by Ray Hutton
ASTON MARTIN is planning to go to the stock market within two years to fund the next generation of its luxury sports cars.
Ulrich Bez, chief executive, said the group would have to sell shares to the public to develop models such as the Lagonda, a luxury sports utility vehicle.
The company, based at Gaydon, Warwickshire, was acquired in 2007 from Ford by two Kuwaiti investment groups, Investment Dar and Adeem Investment, for $925m (£589m).
Bez, who was appointed by Ford 10 years ago, said Aston Martin had been consistently profitable and had been able to fund developments of new cars such as the Rapide and further variants of its DB9 and Vantage models from its own resources.

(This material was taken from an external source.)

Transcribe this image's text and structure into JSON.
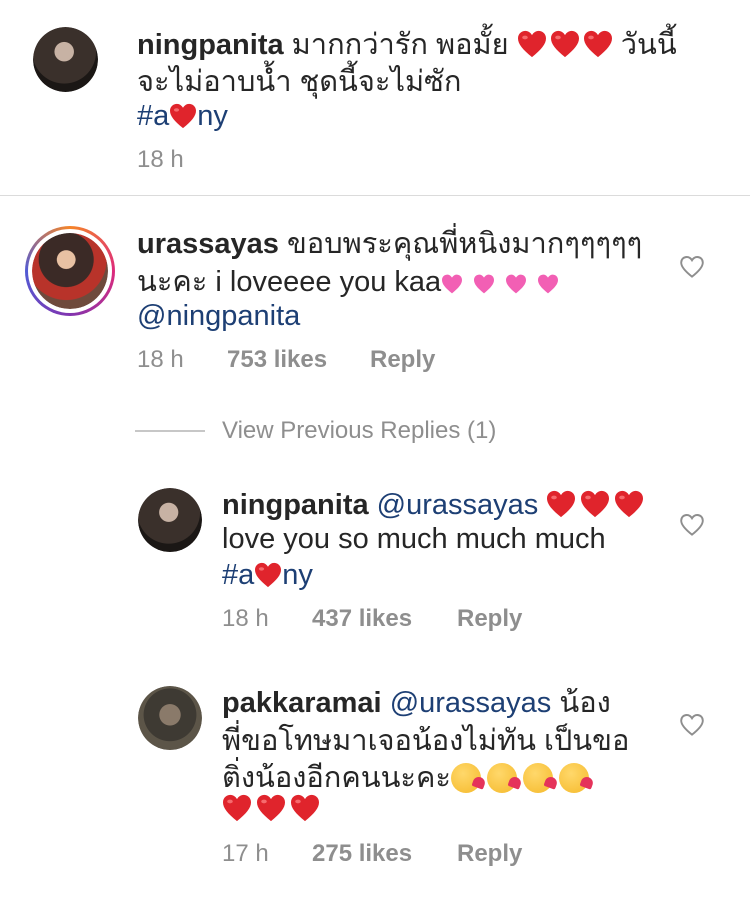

Bez hopes the Rapide, the first of which will be delivered to customers within the next few weeks, will reverse Aston’s sales decline of the past two years. The company expects to sell 2,000 cars this year.
The Rapide is made in Austria by Magna, a subcontractor. The Gaydon factory, where the DB9, DBS and Vantage are built, had insufficient capacity when the new model was planned and has since had to lay off 600 of its peak workforce of 1,800.

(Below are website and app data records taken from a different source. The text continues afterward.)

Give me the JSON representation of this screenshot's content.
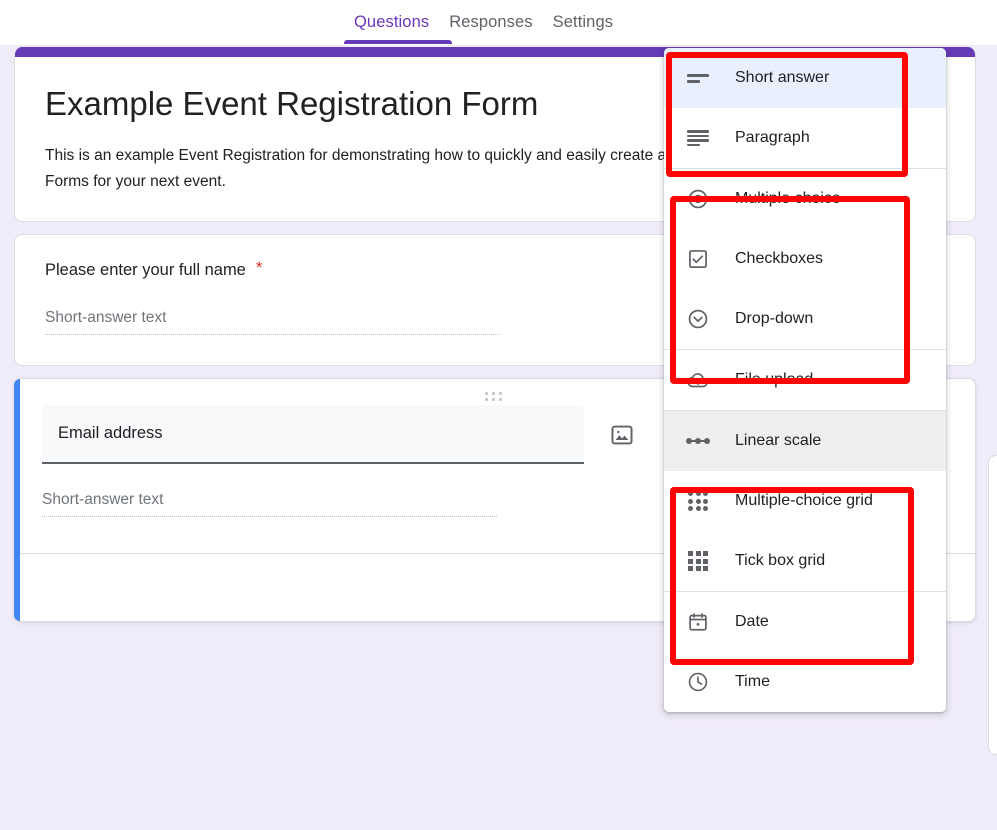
{
  "topbar": {
    "tabs": [
      {
        "label": "Questions",
        "active": true
      },
      {
        "label": "Responses",
        "active": false
      },
      {
        "label": "Settings",
        "active": false
      }
    ]
  },
  "form": {
    "title": "Example Event Registration Form",
    "description": "This is an example Event Registration for demonstrating how to quickly and easily create an Event Registration Form with Google Forms for your next event.",
    "accent_color": "#673ab7",
    "questions": [
      {
        "title": "Please enter your full name",
        "required": true,
        "required_marker": "*",
        "answer_hint": "Short-answer text"
      },
      {
        "title": "Email address",
        "active": true,
        "answer_hint": "Short-answer text",
        "active_border_color": "#4285f4",
        "image_icon": "image-icon",
        "duplicate_icon": "duplicate-icon",
        "drag_handle": "drag-handle-dots"
      }
    ]
  },
  "question_type_menu": {
    "groups": [
      {
        "highlighted": true,
        "items": [
          {
            "label": "Short answer",
            "icon": "short-answer-icon",
            "state": "selected"
          },
          {
            "label": "Paragraph",
            "icon": "paragraph-icon",
            "state": "normal"
          }
        ]
      },
      {
        "highlighted": true,
        "items": [
          {
            "label": "Multiple choice",
            "icon": "radio-button-icon",
            "state": "normal"
          },
          {
            "label": "Checkboxes",
            "icon": "checkbox-icon",
            "state": "normal"
          },
          {
            "label": "Drop-down",
            "icon": "chevron-down-circle-icon",
            "state": "normal"
          }
        ]
      },
      {
        "highlighted": false,
        "items": [
          {
            "label": "File upload",
            "icon": "cloud-upload-icon",
            "state": "normal"
          }
        ]
      },
      {
        "highlighted": true,
        "items": [
          {
            "label": "Linear scale",
            "icon": "linear-scale-icon",
            "state": "hover"
          },
          {
            "label": "Multiple-choice grid",
            "icon": "multiple-choice-grid-icon",
            "state": "normal"
          },
          {
            "label": "Tick box grid",
            "icon": "tick-box-grid-icon",
            "state": "normal"
          }
        ]
      },
      {
        "highlighted": false,
        "items": [
          {
            "label": "Date",
            "icon": "calendar-icon",
            "state": "normal"
          },
          {
            "label": "Time",
            "icon": "clock-icon",
            "state": "normal"
          }
        ]
      }
    ],
    "annotation_color": "#fb0505"
  }
}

Now Gaydon is being used to produce the limited edition 700bhp One-77 (priced at £1.2m) and the Cygnet city car. The Cygnet is a £12,000 Toyota iQ restyled by Aston Martin and richly trimmed in leather. Bez believes that Aston can sell 4,000 at no less than £30,000 apiece. The new Lagonda, a luxury sports utility vehicle, is part of Aston’s long-term plan.
Separately, the Dutch carmaker Spyker said it was exploring a London listing after acquiring the Swedish group Saab from General Motors for £47m last month.